The website of Dr Richard O'Hanlon

About this site

This site was set up to allow free access to some of my peer review publications, oral and poster presentations dealing with mycology, forest pathology and forest ecology.

RichCep (800x600).jpg

About the author

I graduated from the University of Limerick with an honours degree in Science education in 2007. I then completed a PhD project (see below) examining the diversity of fungi in Irish forests. I have also spent time researching abroad in Oregon State University and in the University of British Columbia. In 2012 I completed an International Fellowship at the World Forest Institute in Portland Oregon which examined the macrofungal communities of Sitka spruce forests in its native and non-native range. I am interested in many aspects of mycology, forest ecology and plant pathology, including field mycology, macrofungal (especially ectomycorrhizal) diversity and ecology, and forest pathology.

My PhD research

My PhD research (available under downloads) was undertaken at the Department of Life sciences, University of Limerick under supervision of Dr Tom Harrington. I examined the macrofungal diversity in Irish oak, ash, Scots pine and Sitka spruce forests over three years. The main findings were (i) Non-native forests in Ireland have similarly high fungal biodiversity as native forests, (ii) each forest has a distinctive fungal community related to the dominant tree species of the forest, (iii) the below-ground ectomycorrhizal fungi of non-native forests are as diverse as that of native forests (iv) plantations of the non-native tree species Sitka spruce and Scots pine may be beneficial for fungal biodiversity, as they provide a complimentary habitat for fungi in the absence of native forests.

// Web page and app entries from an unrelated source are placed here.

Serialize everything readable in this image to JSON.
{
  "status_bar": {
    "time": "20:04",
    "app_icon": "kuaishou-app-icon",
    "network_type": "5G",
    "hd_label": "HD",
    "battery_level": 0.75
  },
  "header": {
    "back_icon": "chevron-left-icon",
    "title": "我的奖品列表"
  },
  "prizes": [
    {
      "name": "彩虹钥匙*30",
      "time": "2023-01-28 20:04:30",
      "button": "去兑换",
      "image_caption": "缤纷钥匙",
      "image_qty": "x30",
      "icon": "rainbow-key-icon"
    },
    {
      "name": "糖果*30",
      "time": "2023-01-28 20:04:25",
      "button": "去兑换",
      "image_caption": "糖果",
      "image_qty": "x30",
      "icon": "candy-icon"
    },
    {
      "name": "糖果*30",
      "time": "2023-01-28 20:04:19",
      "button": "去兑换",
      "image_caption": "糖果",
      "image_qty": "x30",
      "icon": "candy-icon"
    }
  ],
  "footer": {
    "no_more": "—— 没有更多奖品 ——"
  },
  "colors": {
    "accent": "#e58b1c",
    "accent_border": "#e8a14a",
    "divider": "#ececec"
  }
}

Current position

I am the principal plant pathologist at the Agri-Food and Biosciences Insitiute (AFBI), Belfast, Northern Ireland.